Search the material below for "trabajo" and copy every line where it occurs.

** Supplied records follows **

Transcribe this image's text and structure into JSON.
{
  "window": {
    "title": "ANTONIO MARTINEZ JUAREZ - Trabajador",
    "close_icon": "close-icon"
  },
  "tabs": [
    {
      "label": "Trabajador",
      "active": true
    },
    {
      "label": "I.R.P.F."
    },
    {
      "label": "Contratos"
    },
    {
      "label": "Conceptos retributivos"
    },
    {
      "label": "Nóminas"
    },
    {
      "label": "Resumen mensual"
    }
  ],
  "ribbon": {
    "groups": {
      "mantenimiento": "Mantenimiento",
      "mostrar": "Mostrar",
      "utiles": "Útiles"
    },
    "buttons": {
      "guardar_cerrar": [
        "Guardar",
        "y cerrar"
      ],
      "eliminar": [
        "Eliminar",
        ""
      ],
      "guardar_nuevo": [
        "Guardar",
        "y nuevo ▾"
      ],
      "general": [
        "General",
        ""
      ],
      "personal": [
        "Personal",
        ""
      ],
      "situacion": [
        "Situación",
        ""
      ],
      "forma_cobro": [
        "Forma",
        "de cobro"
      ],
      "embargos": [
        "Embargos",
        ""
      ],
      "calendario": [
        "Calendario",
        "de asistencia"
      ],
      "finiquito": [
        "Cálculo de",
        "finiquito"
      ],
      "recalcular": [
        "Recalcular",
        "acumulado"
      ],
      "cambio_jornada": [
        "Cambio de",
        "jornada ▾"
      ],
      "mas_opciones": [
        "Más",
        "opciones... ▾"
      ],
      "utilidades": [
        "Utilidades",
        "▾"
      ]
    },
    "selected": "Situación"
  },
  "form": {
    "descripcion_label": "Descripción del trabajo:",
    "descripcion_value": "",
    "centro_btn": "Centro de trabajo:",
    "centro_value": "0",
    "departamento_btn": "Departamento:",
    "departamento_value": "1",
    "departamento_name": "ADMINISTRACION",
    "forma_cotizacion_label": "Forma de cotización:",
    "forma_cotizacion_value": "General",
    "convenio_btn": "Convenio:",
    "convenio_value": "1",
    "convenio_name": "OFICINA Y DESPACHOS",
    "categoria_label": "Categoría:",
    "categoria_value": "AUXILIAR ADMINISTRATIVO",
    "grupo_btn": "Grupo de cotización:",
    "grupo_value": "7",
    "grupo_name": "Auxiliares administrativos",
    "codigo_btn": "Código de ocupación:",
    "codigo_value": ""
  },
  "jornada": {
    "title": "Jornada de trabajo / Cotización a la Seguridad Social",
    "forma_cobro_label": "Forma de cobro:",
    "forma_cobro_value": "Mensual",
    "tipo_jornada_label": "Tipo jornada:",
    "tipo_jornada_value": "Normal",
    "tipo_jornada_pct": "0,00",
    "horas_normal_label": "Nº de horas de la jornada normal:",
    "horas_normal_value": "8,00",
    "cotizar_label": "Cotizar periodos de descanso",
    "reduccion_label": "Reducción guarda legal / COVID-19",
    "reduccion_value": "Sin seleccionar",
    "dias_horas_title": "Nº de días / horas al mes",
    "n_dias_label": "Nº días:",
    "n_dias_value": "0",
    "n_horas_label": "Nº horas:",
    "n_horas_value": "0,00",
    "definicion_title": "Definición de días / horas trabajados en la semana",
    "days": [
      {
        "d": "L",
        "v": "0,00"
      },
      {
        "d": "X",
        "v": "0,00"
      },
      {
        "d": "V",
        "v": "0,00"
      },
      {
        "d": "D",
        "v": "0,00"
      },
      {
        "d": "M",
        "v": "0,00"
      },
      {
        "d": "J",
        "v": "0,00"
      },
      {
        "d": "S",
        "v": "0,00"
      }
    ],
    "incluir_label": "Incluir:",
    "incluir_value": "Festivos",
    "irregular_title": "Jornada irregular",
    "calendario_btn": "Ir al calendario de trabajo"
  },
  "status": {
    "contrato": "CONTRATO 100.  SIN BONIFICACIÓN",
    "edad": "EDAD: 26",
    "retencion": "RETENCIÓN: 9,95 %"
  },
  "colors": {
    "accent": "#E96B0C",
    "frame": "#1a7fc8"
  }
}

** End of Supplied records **

Solution to the exercise
    "descripcion_label": "Descripción del trabajo:",
    "centro_btn": "Centro de trabajo:",
    "title": "Jornada de trabajo / Cotización a la Seguridad Social",
    "calendario_btn": "Ir al calendario de trabajo"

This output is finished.